The subtleties of the form, along with its many variations, will be on stage in Sahara: A Belly Dance Show. It begins at 7:30 p.m. Sept. 28 in the Emil Fries Auditorium at the Washington State School for the Blind.
“I think a lot of people associate it with burlesque, or they still have an Orientalist fantasy from films about the seductive nature of belly dance,” said Malia Christina Mihailoff, who is producing the show.
That conception has roots in the very term “belly dance.” It’s a translation from danse du ventre, the sneering nickname for the 1863 painting by French artist Jean-Leon Gerome, “The Dance of the Almeh.”
Belly dance came to the United States in 1893, when performers calling themselves Little Egypt put on a demonstration at the Chicago World’s Fair.
Saturday’s 10-act show will include that traditional raqs sharqi form. But it will also feature fan-veil and double-sword dances, as well as tribal fusion belly dance, an American style that blends influences from the Middle East, Turkey, India and hip hop, Mihailoff said.
Belly dance is “a contemporary art form that’s ever changing,” Mihailoff said. “It’s very sensual.
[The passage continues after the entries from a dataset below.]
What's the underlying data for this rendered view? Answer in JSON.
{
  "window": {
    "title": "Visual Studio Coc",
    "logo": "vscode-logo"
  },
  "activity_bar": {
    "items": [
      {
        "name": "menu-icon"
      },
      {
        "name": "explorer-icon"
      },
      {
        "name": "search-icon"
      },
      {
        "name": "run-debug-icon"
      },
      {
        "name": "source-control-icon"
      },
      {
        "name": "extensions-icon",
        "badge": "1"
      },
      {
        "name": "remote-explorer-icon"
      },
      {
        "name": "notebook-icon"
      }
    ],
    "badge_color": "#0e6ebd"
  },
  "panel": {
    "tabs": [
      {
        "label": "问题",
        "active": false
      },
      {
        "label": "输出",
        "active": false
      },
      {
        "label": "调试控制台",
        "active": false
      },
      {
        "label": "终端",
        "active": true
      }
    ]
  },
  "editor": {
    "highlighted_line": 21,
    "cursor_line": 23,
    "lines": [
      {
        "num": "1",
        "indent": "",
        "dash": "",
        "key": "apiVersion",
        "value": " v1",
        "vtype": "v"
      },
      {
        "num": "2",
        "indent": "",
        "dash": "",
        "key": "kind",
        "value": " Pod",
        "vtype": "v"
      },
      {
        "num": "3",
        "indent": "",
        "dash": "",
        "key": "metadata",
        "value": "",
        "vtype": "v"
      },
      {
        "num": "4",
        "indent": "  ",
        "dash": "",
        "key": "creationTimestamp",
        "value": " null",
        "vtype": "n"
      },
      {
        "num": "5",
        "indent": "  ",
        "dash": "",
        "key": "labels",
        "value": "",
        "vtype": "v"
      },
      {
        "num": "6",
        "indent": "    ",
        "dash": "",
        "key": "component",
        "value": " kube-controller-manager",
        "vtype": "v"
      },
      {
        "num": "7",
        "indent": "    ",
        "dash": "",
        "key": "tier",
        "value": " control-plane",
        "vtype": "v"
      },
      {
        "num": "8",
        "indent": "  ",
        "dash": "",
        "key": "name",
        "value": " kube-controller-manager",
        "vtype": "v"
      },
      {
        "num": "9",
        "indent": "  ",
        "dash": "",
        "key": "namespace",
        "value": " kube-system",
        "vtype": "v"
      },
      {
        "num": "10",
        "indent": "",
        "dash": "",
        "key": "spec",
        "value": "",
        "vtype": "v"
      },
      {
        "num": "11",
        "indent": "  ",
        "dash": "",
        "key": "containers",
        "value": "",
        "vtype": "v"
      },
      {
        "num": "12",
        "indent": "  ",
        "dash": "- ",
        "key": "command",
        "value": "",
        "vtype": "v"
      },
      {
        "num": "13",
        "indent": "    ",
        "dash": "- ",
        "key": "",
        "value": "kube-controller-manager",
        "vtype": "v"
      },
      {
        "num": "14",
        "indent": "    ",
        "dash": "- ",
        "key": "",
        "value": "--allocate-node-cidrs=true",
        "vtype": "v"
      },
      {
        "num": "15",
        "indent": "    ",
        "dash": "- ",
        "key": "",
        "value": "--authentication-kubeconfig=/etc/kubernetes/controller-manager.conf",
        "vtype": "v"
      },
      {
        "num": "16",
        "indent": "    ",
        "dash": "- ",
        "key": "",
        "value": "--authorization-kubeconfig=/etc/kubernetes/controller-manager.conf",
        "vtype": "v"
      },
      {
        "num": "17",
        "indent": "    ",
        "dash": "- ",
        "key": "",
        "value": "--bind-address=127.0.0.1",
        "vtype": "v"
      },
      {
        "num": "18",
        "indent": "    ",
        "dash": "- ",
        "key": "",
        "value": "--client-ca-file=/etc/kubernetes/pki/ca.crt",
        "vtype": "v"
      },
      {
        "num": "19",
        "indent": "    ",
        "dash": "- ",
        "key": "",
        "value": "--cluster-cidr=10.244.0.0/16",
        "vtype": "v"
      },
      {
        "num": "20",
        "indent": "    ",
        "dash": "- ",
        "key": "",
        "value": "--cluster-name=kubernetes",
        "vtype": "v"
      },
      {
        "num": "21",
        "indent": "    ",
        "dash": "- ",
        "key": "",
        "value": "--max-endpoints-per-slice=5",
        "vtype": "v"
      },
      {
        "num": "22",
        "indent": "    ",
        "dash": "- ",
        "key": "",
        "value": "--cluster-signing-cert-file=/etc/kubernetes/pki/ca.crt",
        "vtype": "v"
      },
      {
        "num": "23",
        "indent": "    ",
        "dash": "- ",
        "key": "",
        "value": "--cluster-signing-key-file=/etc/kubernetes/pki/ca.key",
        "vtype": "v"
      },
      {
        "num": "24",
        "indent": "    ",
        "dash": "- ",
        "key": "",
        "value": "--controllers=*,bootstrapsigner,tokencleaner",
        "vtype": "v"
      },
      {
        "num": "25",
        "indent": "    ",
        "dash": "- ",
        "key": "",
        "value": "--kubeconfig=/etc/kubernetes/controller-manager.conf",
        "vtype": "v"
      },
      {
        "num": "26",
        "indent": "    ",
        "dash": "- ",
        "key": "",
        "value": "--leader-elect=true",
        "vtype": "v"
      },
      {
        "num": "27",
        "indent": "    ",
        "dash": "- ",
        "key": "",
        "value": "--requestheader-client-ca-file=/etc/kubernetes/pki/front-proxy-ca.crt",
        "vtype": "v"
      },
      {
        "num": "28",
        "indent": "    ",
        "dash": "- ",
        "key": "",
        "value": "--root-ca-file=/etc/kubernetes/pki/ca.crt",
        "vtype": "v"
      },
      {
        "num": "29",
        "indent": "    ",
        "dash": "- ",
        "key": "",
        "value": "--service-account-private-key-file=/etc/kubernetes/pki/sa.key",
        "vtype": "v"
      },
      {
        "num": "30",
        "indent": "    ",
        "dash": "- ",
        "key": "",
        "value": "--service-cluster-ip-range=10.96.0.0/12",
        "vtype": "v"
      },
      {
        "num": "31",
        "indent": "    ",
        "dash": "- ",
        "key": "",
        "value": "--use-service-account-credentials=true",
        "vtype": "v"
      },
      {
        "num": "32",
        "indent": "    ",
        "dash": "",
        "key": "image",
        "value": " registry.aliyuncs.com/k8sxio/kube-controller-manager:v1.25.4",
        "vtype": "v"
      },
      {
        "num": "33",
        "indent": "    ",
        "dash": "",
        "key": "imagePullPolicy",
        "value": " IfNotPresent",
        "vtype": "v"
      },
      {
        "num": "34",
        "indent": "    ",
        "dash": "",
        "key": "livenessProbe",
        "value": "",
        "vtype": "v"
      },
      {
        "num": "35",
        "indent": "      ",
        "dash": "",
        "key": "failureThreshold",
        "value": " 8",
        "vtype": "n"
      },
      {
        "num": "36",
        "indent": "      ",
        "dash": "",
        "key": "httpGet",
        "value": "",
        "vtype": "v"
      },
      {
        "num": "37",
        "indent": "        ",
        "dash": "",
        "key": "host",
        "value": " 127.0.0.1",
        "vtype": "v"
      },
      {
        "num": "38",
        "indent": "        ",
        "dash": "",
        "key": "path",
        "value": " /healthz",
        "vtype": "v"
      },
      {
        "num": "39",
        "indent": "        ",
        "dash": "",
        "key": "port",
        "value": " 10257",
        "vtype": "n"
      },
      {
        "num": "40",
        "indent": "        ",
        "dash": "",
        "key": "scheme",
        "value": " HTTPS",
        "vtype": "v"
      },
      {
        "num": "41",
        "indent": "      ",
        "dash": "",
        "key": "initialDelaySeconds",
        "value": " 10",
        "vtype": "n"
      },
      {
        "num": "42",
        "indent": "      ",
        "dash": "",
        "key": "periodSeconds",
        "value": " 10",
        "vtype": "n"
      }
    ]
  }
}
It’s a form that celebrates the female body and feminine art.”
She has been belly dancing for 16 years.
“The very first time I ever heard of belly dance, I was 13. My friend’s mom was taking a class and showed us belly flutters,” Mihailoff said.
When she moved from Vancouver to go to college in Seattle, she started taking belly-dance classes one night a week.
“From there I just expanded and took it on as my profession,” Mihailoff said.
She will perform in the show along with other professional dancers: Ruby Beh, Claudia Shimmies, Emilie Lauren, Henna, Jewels, Jen Cerdena and the Raks Ayana troupe. Bee Bee Sanchez will emcee. Vancouver drummer Jason Ramirez will provide the beat.
If the show inspires you, Mihailoff teaches belly dance in Battle Ground.
“You’re going to get your heart rate up and sweat, but this is as much for your brain as it is your body,” she said.
In her classes, she teaches her students belly dance’s vocabulary of movements.
“One of the most recognizable movements is the shimmy — a quick vibration. There are probably 80 different types of shimmies one could execute — hair, belly, hips, upper body,” Mihailoff said.
Other characteristic moves include “hip articulation, figure eights, hip drops, and fluid arms and hands,” she said.
“We’re not expected to have that tight rock-hard body. We celebrate the curvature and the softness of a woman’s body,” Mihailoff added. “Belly dance is for all shapes, all sizes, all ages, all genders. I have seen men do this dance; nonbinary, children as young as 3, and grandpas in their 80s belly dance. It’s not just for young fit women. It’s a social dance for everyone.”